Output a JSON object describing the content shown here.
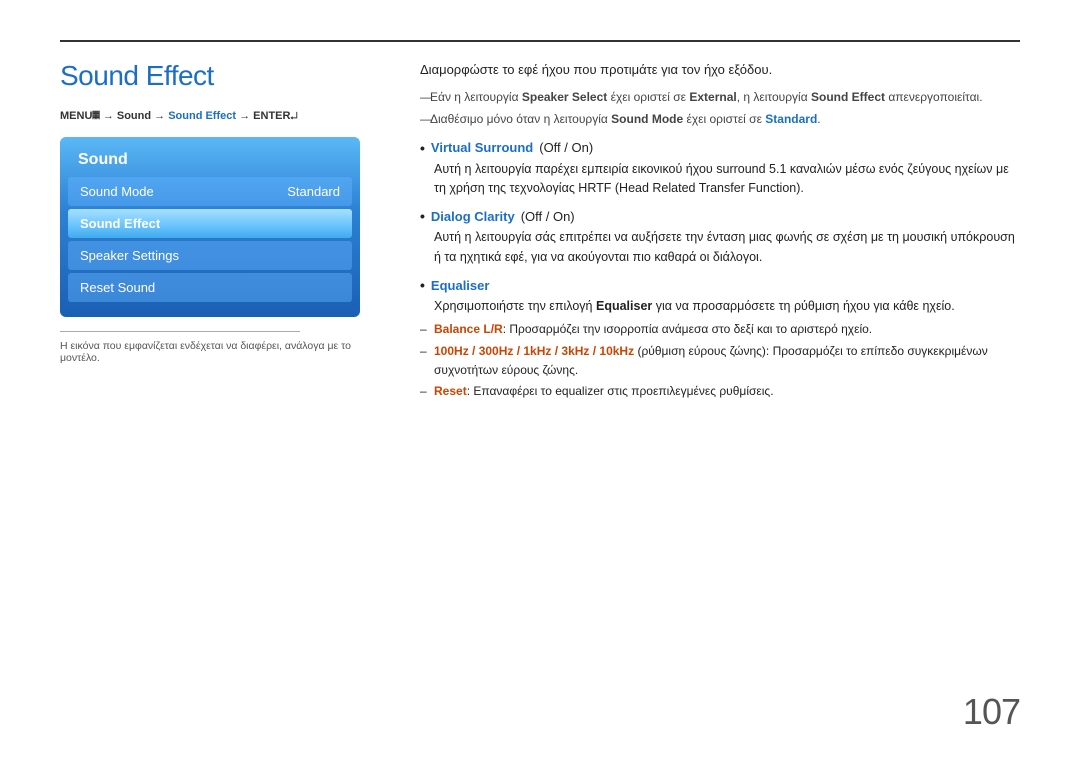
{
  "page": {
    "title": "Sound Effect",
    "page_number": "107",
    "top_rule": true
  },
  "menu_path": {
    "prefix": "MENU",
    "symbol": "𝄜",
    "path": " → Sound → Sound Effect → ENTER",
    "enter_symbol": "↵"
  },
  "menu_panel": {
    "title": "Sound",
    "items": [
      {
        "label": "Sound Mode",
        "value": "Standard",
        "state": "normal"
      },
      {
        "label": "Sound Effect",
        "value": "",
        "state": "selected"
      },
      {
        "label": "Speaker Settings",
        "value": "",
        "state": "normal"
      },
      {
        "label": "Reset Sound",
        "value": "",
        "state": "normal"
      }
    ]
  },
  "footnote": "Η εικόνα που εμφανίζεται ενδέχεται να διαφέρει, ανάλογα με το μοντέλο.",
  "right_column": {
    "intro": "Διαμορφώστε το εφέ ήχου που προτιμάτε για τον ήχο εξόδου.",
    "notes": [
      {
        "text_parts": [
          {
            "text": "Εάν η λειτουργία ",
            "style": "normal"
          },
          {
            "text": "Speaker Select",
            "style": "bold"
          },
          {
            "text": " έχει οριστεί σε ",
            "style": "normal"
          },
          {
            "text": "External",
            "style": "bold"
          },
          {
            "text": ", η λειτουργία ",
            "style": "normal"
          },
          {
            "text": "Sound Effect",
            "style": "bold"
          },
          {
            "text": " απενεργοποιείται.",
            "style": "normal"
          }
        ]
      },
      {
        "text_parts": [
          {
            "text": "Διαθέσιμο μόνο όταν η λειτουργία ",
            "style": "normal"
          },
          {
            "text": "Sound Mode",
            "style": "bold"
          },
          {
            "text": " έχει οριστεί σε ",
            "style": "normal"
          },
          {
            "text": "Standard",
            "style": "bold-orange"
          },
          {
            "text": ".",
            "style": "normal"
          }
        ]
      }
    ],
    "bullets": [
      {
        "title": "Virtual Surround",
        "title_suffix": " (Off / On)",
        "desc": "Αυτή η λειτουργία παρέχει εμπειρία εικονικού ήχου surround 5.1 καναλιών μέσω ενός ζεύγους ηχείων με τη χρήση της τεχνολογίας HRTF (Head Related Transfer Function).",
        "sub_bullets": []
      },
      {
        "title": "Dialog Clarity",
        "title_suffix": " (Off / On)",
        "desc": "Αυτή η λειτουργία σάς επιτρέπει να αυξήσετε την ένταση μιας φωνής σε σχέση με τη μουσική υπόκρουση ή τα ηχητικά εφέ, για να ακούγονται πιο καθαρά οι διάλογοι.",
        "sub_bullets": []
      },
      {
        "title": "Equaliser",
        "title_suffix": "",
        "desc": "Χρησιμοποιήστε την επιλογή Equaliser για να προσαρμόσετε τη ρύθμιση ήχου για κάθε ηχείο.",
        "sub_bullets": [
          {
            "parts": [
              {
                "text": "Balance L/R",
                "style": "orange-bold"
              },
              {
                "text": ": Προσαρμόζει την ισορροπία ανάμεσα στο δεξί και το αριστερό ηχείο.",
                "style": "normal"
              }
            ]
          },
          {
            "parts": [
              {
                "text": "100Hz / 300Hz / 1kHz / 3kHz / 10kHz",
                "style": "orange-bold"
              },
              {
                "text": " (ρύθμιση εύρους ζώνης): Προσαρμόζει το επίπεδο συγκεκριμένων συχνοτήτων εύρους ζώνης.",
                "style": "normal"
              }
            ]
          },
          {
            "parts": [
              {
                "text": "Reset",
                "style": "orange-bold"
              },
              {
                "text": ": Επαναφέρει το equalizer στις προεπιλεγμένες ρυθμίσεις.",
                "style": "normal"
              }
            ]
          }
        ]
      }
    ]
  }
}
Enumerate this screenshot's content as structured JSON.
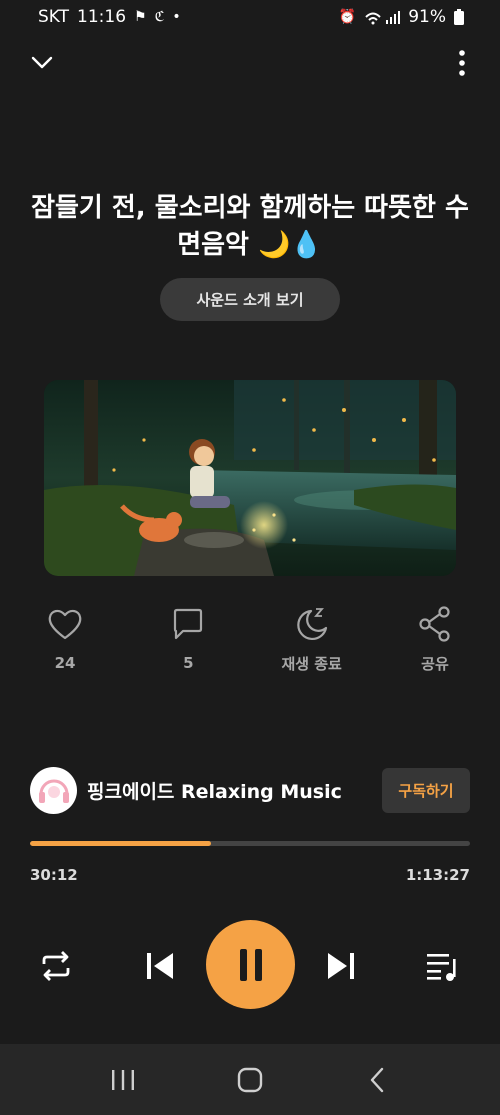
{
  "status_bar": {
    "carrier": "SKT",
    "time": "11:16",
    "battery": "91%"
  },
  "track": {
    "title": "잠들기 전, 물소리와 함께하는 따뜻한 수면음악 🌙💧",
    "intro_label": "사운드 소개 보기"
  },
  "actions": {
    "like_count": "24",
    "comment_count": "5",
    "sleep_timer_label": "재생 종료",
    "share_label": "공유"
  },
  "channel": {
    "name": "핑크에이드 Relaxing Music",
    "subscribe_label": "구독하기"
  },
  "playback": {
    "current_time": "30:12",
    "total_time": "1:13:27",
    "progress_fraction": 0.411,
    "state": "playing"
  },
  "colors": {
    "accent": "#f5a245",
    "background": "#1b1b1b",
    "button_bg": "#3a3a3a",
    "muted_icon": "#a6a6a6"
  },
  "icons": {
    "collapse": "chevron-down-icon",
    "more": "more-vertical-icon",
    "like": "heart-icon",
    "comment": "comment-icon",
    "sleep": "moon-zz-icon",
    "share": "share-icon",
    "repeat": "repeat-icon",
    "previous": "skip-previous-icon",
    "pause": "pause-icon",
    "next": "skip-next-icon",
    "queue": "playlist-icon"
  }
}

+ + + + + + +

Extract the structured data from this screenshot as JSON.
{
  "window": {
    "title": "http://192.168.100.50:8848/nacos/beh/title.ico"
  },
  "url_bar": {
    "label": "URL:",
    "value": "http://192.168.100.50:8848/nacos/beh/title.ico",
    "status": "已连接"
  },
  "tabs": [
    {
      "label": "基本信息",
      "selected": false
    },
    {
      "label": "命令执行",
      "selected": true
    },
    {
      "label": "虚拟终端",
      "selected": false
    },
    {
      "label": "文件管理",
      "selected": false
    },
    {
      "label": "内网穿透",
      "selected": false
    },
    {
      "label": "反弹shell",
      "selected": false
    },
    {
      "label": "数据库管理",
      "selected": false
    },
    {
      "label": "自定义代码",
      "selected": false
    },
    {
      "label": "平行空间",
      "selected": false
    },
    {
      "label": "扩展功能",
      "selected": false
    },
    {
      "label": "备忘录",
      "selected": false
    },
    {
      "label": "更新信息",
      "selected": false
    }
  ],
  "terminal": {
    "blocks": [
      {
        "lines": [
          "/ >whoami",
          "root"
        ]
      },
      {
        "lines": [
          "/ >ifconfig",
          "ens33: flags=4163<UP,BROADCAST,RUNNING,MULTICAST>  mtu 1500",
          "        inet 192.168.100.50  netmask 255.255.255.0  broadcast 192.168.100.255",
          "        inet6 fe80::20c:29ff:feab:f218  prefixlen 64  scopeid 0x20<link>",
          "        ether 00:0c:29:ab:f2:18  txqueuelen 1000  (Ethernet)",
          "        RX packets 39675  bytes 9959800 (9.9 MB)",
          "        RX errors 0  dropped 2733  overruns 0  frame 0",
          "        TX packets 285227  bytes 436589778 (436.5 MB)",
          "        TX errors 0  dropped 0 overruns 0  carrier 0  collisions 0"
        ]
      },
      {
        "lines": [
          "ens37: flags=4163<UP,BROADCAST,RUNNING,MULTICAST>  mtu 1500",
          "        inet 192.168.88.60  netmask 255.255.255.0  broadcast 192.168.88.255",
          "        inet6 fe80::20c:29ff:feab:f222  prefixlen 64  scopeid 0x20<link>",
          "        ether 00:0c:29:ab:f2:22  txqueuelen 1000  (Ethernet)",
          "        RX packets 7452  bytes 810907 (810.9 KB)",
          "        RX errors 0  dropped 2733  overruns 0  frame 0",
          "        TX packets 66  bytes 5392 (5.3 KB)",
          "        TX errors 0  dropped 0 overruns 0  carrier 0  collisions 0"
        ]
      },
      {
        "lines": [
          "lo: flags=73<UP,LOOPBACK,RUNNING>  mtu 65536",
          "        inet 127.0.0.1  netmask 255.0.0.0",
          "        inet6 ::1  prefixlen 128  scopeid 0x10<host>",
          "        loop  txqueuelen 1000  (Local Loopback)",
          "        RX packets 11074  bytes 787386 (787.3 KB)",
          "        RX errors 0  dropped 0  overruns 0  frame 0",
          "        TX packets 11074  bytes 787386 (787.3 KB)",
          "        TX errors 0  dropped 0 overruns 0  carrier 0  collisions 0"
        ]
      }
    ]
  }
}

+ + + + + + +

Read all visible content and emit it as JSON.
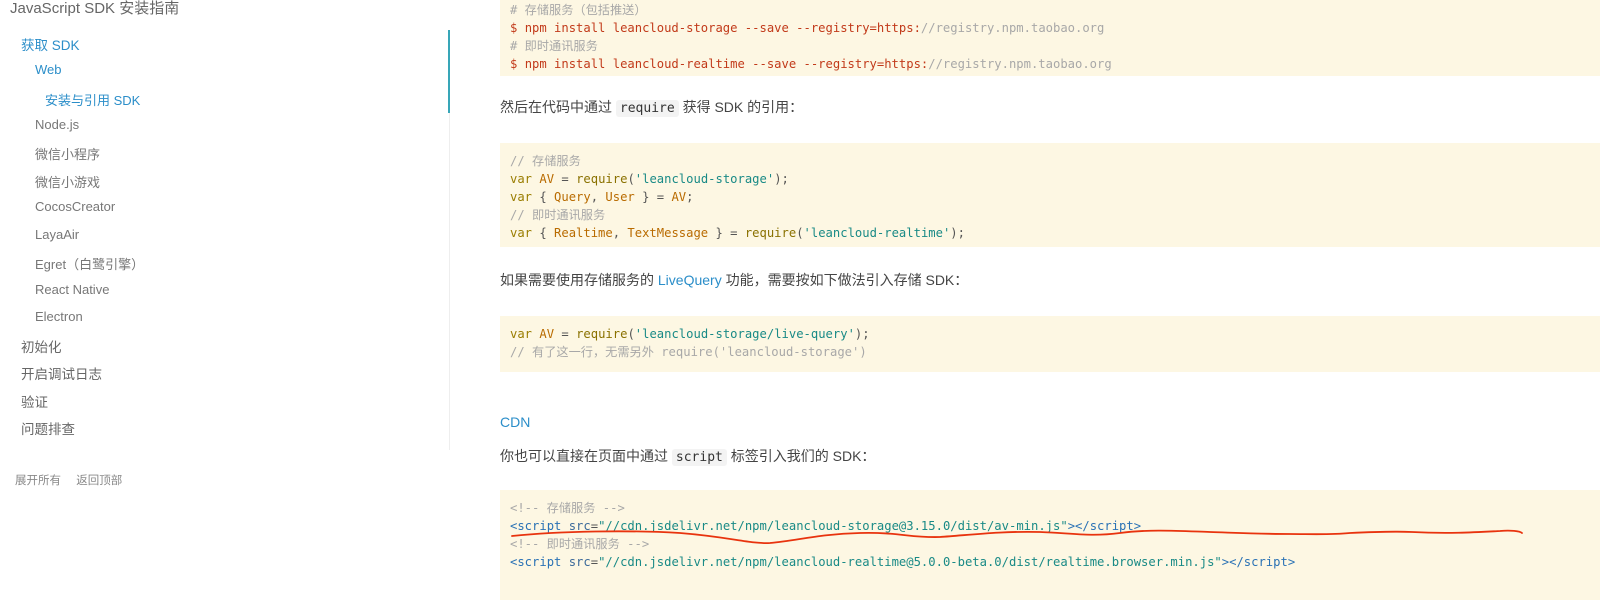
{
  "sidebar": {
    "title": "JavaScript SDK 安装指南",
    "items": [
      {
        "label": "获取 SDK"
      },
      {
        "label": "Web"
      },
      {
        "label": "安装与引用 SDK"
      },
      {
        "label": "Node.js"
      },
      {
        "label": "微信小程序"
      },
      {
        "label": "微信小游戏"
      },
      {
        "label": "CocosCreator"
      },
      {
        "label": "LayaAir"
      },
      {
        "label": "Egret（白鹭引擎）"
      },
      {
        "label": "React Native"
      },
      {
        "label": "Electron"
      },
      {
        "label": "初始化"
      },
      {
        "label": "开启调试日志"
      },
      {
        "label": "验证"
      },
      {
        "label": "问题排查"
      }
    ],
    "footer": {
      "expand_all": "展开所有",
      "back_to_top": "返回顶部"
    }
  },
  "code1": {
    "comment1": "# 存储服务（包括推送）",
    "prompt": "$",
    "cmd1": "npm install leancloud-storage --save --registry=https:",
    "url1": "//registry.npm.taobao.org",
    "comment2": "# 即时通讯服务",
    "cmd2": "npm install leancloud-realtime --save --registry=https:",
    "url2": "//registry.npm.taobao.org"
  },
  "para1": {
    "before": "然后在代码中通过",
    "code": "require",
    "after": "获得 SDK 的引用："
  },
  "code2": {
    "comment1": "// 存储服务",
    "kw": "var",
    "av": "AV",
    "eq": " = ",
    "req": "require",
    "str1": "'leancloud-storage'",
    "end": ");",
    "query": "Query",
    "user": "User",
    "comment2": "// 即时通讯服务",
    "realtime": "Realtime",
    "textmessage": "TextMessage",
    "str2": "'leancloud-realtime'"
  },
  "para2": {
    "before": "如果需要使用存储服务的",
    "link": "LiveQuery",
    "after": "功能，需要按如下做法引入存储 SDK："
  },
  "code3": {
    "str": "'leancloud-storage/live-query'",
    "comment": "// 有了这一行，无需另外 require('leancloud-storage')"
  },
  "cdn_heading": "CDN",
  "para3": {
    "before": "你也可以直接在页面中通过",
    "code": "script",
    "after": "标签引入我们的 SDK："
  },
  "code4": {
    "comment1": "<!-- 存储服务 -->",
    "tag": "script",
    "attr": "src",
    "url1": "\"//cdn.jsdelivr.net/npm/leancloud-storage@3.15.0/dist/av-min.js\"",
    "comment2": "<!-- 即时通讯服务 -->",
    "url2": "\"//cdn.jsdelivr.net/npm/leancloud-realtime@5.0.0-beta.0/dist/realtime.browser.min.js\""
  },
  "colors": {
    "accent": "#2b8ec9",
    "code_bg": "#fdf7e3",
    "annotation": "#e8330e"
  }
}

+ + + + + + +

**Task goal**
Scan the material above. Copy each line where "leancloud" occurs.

**Exercise solution**
    "cmd1": "npm install leancloud-storage --save --registry=https:",
    "cmd2": "npm install leancloud-realtime --save --registry=https:",
    "str1": "'leancloud-storage'",
    "str2": "'leancloud-realtime'"
    "str": "'leancloud-storage/live-query'",
    "comment": "// 有了这一行，无需另外 require('leancloud-storage')"
    "url1": "\"//cdn.jsdelivr.net/npm/leancloud-storage@3.15.0/dist/av-min.js\"",
    "url2": "\"//cdn.jsdelivr.net/npm/leancloud-realtime@5.0.0-beta.0/dist/realtime.browser.min.js\""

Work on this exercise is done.